The 105 acres of forested hills provide a large camping area, a cold brook to swim in and the log cabin sleeps up to 32 people. Built in the 1970s, it has served as the hub for climbers visiting the Adirondacks.
The Montreal Section of the ACC was founded by the Swiss couple John and Elizabeth Brett who spent many years visiting the Adirondacks in the 1950s. By the 1960s, the small section had grown and needed an overnight stay in the Adirondacks.
In 1966, a few members inquired about real estate in the Keene Valley. The section had less than $40 and only 40 members.
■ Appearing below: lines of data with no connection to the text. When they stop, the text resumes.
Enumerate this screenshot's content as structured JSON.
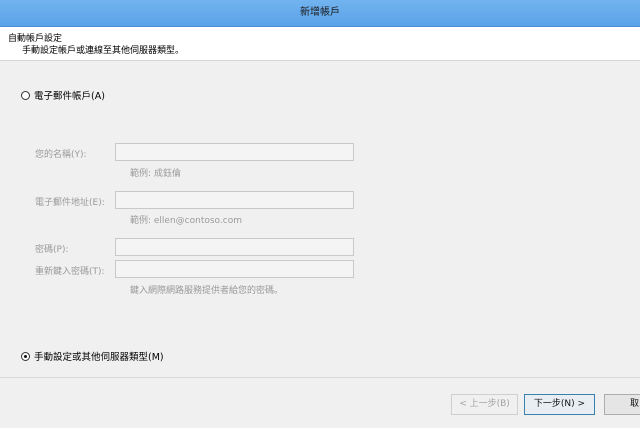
{
  "window": {
    "title": "新增帳戶"
  },
  "header": {
    "title": "自動帳戶設定",
    "subtitle": "手動設定帳戶或連線至其他伺服器類型。"
  },
  "options": {
    "email_account": {
      "label": "電子郵件帳戶(A)",
      "selected": false
    },
    "manual_setup": {
      "label": "手動設定或其他伺服器類型(M)",
      "selected": true
    }
  },
  "form": {
    "name": {
      "label": "您的名稱(Y):",
      "value": "",
      "hint": "範例: 成鈺倫"
    },
    "email": {
      "label": "電子郵件地址(E):",
      "value": "",
      "hint": "範例: ellen@contoso.com"
    },
    "password": {
      "label": "密碼(P):",
      "value": ""
    },
    "password_confirm": {
      "label": "重新鍵入密碼(T):",
      "value": "",
      "hint": "鍵入網際網路服務提供者給您的密碼。"
    }
  },
  "buttons": {
    "back": "< 上一步(B)",
    "next": "下一步(N) >",
    "cancel": "取"
  }
}
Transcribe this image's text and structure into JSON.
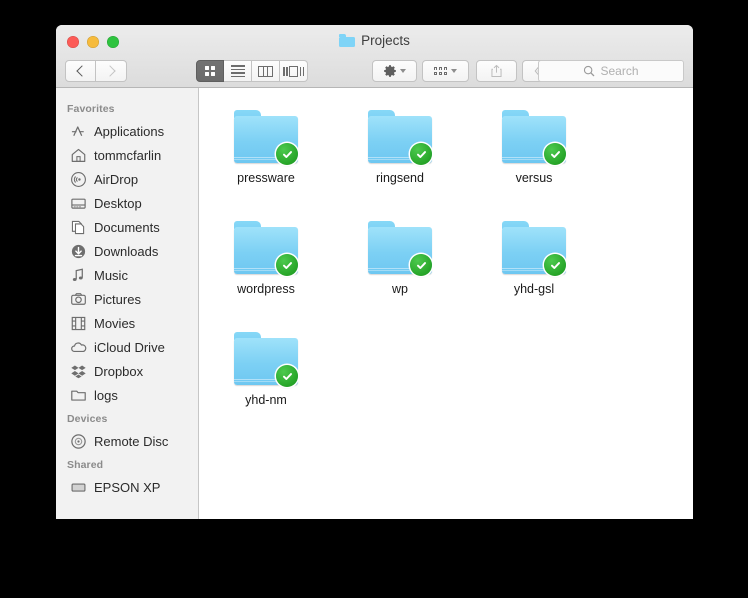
{
  "window": {
    "title": "Projects",
    "title_icon": "folder-icon",
    "traffic_lights": [
      {
        "name": "close",
        "color": "#fc5b57"
      },
      {
        "name": "minimize",
        "color": "#f6bb3c"
      },
      {
        "name": "zoom",
        "color": "#2ec33f"
      }
    ]
  },
  "toolbar": {
    "back": {
      "icon": "chevron-left-icon",
      "enabled": true
    },
    "forward": {
      "icon": "chevron-right-icon",
      "enabled": false
    },
    "view_modes": [
      {
        "name": "icon-view",
        "icon": "grid-icon",
        "active": true
      },
      {
        "name": "list-view",
        "icon": "list-icon",
        "active": false
      },
      {
        "name": "column-view",
        "icon": "columns-icon",
        "active": false
      },
      {
        "name": "coverflow-view",
        "icon": "coverflow-icon",
        "active": false
      }
    ],
    "action": {
      "name": "action-menu",
      "icon": "gear-icon",
      "enabled": true
    },
    "arrange": {
      "name": "arrange-menu",
      "icon": "arrange-icon",
      "enabled": true
    },
    "share": {
      "name": "share-button",
      "icon": "share-icon",
      "enabled": false
    },
    "tag": {
      "name": "tag-button",
      "icon": "tag-icon",
      "enabled": false
    }
  },
  "search": {
    "icon": "search-icon",
    "placeholder": "Search",
    "value": ""
  },
  "sidebar": {
    "sections": [
      {
        "header": "Favorites",
        "items": [
          {
            "label": "Applications",
            "icon": "applications-icon"
          },
          {
            "label": "tommcfarlin",
            "icon": "home-icon"
          },
          {
            "label": "AirDrop",
            "icon": "airdrop-icon"
          },
          {
            "label": "Desktop",
            "icon": "desktop-icon"
          },
          {
            "label": "Documents",
            "icon": "documents-icon"
          },
          {
            "label": "Downloads",
            "icon": "downloads-icon"
          },
          {
            "label": "Music",
            "icon": "music-icon"
          },
          {
            "label": "Pictures",
            "icon": "pictures-icon"
          },
          {
            "label": "Movies",
            "icon": "movies-icon"
          },
          {
            "label": "iCloud Drive",
            "icon": "cloud-icon"
          },
          {
            "label": "Dropbox",
            "icon": "dropbox-icon"
          },
          {
            "label": "logs",
            "icon": "folder-icon"
          }
        ]
      },
      {
        "header": "Devices",
        "items": [
          {
            "label": "Remote Disc",
            "icon": "disc-icon"
          }
        ]
      },
      {
        "header": "Shared",
        "items": [
          {
            "label": "EPSON XP",
            "icon": "printer-icon"
          }
        ]
      }
    ]
  },
  "content": {
    "view": "icon",
    "files": [
      {
        "name": "pressware",
        "kind": "folder",
        "badge": "green-check-badge"
      },
      {
        "name": "ringsend",
        "kind": "folder",
        "badge": "green-check-badge"
      },
      {
        "name": "versus",
        "kind": "folder",
        "badge": "green-check-badge"
      },
      {
        "name": "wordpress",
        "kind": "folder",
        "badge": "green-check-badge"
      },
      {
        "name": "wp",
        "kind": "folder",
        "badge": "green-check-badge"
      },
      {
        "name": "yhd-gsl",
        "kind": "folder",
        "badge": "green-check-badge"
      },
      {
        "name": "yhd-nm",
        "kind": "folder",
        "badge": "green-check-badge"
      }
    ]
  },
  "colors": {
    "folder_blue": "#7cd0f4",
    "badge_green": "#27a528",
    "sidebar_bg": "#f2f2f2",
    "titlebar_bg": "#e4e4e4"
  }
}
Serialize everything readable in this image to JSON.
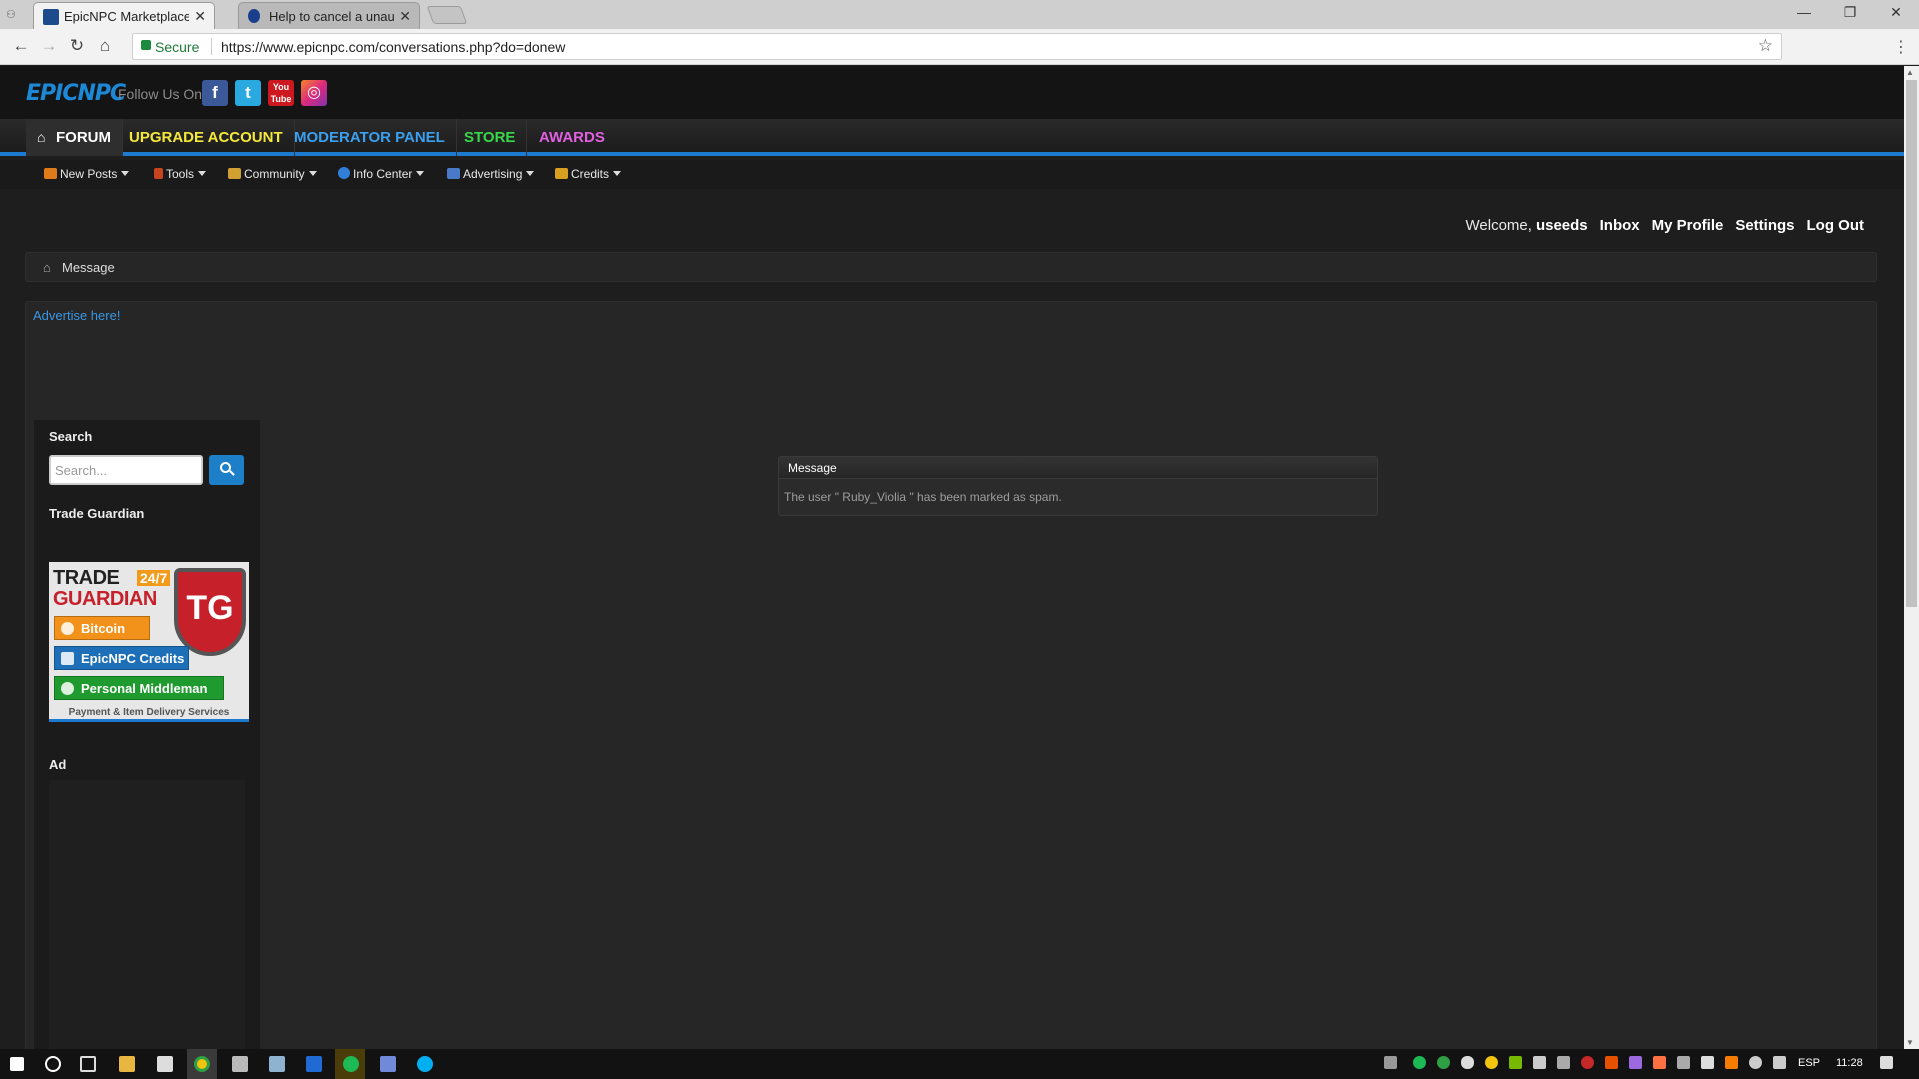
{
  "browser": {
    "tabs": [
      {
        "title": "EpicNPC Marketplace",
        "active": true,
        "favicon_color": "#1c4a8a"
      },
      {
        "title": "Help to cancel a unautho",
        "active": false,
        "favicon_color": "#1a3f8f"
      }
    ],
    "address": {
      "secure_label": "Secure",
      "url": "https://www.epicnpc.com/conversations.php?do=donew"
    }
  },
  "site": {
    "logo_text": "EPICNPC",
    "follow_label": "Follow Us On",
    "social": [
      {
        "name": "facebook",
        "glyph": "f",
        "color": "#3b5998"
      },
      {
        "name": "twitter",
        "glyph": "t",
        "color": "#2aa9e0"
      },
      {
        "name": "youtube",
        "glyph": "You Tube",
        "color": "#cc181e"
      },
      {
        "name": "instagram",
        "glyph": "◎",
        "color": "#c13584"
      }
    ],
    "main_nav": [
      {
        "label": "FORUM",
        "color": "#ffffff"
      },
      {
        "label": "UPGRADE ACCOUNT",
        "color": "#f6e83a"
      },
      {
        "label": "MODERATOR PANEL",
        "color": "#3aa0f0"
      },
      {
        "label": "STORE",
        "color": "#39d84a"
      },
      {
        "label": "AWARDS",
        "color": "#e060e0"
      }
    ],
    "sub_nav": [
      {
        "label": "New Posts",
        "icon_color": "#e07b1a"
      },
      {
        "label": "Tools",
        "icon_color": "#c8431f"
      },
      {
        "label": "Community",
        "icon_color": "#d0a030"
      },
      {
        "label": "Info Center",
        "icon_color": "#2f7fd8"
      },
      {
        "label": "Advertising",
        "icon_color": "#4a79c8"
      },
      {
        "label": "Credits",
        "icon_color": "#d8a020"
      }
    ],
    "welcome": {
      "prefix": "Welcome,",
      "username": "useeds",
      "links": [
        "Inbox",
        "My Profile",
        "Settings",
        "Log Out"
      ]
    },
    "breadcrumb": "Message",
    "advertise_link": "Advertise here!",
    "sidebar": {
      "search_title": "Search",
      "search_placeholder": "Search...",
      "trade_guardian_title": "Trade Guardian",
      "trade_guardian": {
        "line1": "TRADE",
        "badge": "24/7",
        "line2": "GUARDIAN",
        "shield": "TG",
        "options": [
          {
            "label": "Bitcoin",
            "color": "#f2921a"
          },
          {
            "label": "EpicNPC Credits",
            "color": "#1d6fb8"
          },
          {
            "label": "Personal Middleman",
            "color": "#1f9a2e"
          }
        ],
        "footer": "Payment & Item Delivery Services"
      },
      "ad_title": "Ad"
    },
    "message": {
      "title": "Message",
      "body": "The user \" Ruby_Violia \" has been marked as spam."
    }
  },
  "taskbar": {
    "language": "ESP",
    "time": "11:28"
  }
}
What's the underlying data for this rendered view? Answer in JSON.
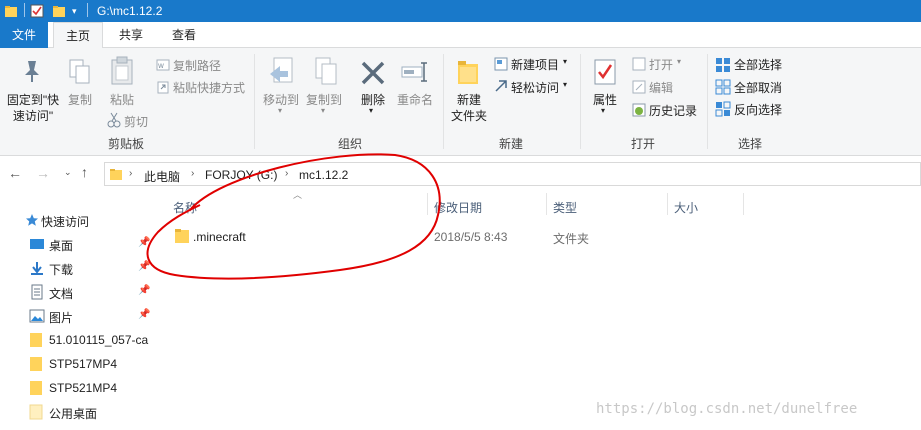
{
  "window": {
    "title": "G:\\mc1.12.2"
  },
  "tabs": [
    {
      "label": "文件"
    },
    {
      "label": "主页"
    },
    {
      "label": "共享"
    },
    {
      "label": "查看"
    }
  ],
  "ribbon": {
    "clipboard": {
      "pin_label_1": "固定到\"快",
      "pin_label_2": "速访问\"",
      "copy": "复制",
      "paste": "粘贴",
      "copy_path": "复制路径",
      "paste_shortcut": "粘贴快捷方式",
      "cut": "剪切",
      "group": "剪贴板"
    },
    "organize": {
      "move_to": "移动到",
      "copy_to": "复制到",
      "delete": "删除",
      "rename": "重命名",
      "group": "组织"
    },
    "new": {
      "new_folder_1": "新建",
      "new_folder_2": "文件夹",
      "new_item": "新建项目",
      "easy_access": "轻松访问",
      "group": "新建"
    },
    "open": {
      "properties": "属性",
      "open": "打开",
      "edit": "编辑",
      "history": "历史记录",
      "group": "打开"
    },
    "select": {
      "select_all": "全部选择",
      "select_none": "全部取消",
      "invert": "反向选择",
      "group": "选择"
    }
  },
  "address": {
    "crumbs": [
      "此电脑",
      "FORJOY (G:)",
      "mc1.12.2"
    ]
  },
  "nav": {
    "quick_access": "快速访问",
    "items": [
      {
        "label": "桌面",
        "icon": "desktop-icon",
        "pinned": true
      },
      {
        "label": "下载",
        "icon": "download-icon",
        "pinned": true
      },
      {
        "label": "文档",
        "icon": "document-icon",
        "pinned": true
      },
      {
        "label": "图片",
        "icon": "picture-icon",
        "pinned": true
      },
      {
        "label": "51.010115_057-ca",
        "icon": "folder-icon",
        "pinned": false
      },
      {
        "label": "STP517MP4",
        "icon": "folder-icon",
        "pinned": false
      },
      {
        "label": "STP521MP4",
        "icon": "folder-icon",
        "pinned": false
      },
      {
        "label": "公用桌面",
        "icon": "folder-icon",
        "pinned": false
      }
    ]
  },
  "columns": {
    "name": "名称",
    "date": "修改日期",
    "type": "类型",
    "size": "大小"
  },
  "files": [
    {
      "name": ".minecraft",
      "date": "2018/5/5 8:43",
      "type": "文件夹"
    }
  ],
  "watermark": "https://blog.csdn.net/dunelfree",
  "colors": {
    "accent": "#1979ca",
    "annotation": "#e00000",
    "folder": "#ffd35b"
  }
}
Needing somewhere to stay between climbs, they visited farm that was for sale for only $4,000 U.S., the Canadian dollar was worth more at the time.
In order to buy the property, the Montreal and Ottawa section put up cash as loans. Members suggested the ACC purchase the land, but the ACC refused, which left ownership up in the air. Realtors suggested incorporating a non-profit company and the Montreal Alpine Club Inc. was born.
Over the next few years, repairs were made to the farm house and new trails were built. Unfortunately, the old farm house burned down one winter night in the early 1970s.
This led to the construction of the current pre-fabricated log cabin. The surrounding forest has maple, oak, beech, basswood, red and white pine and spruce trees. The cabin overlooks the Ausable Valley and is open year-round. It has a wood stove for heat and newly installed solar panels for other power needs.
Nearby are dozens of rock and ice climbs and an extensive network of trails for rest-day hiking and biking. Great climbing can be found at Lake George, Indian Lake, Chapel Pond, Poke-O-Moonshine, Old Forge, Cranberry Lake and the Southern and Northern Mountains. Watch the short video below that highlights the local climbing.
The Keene Farm is the only ACC hut not in Canada and offers an experience unlike any hut north of the border. From the big trees to remote crags, it’s easy to see why climbers in Montreal were drawn to the area 50 years ago and will continue to visit for a long time.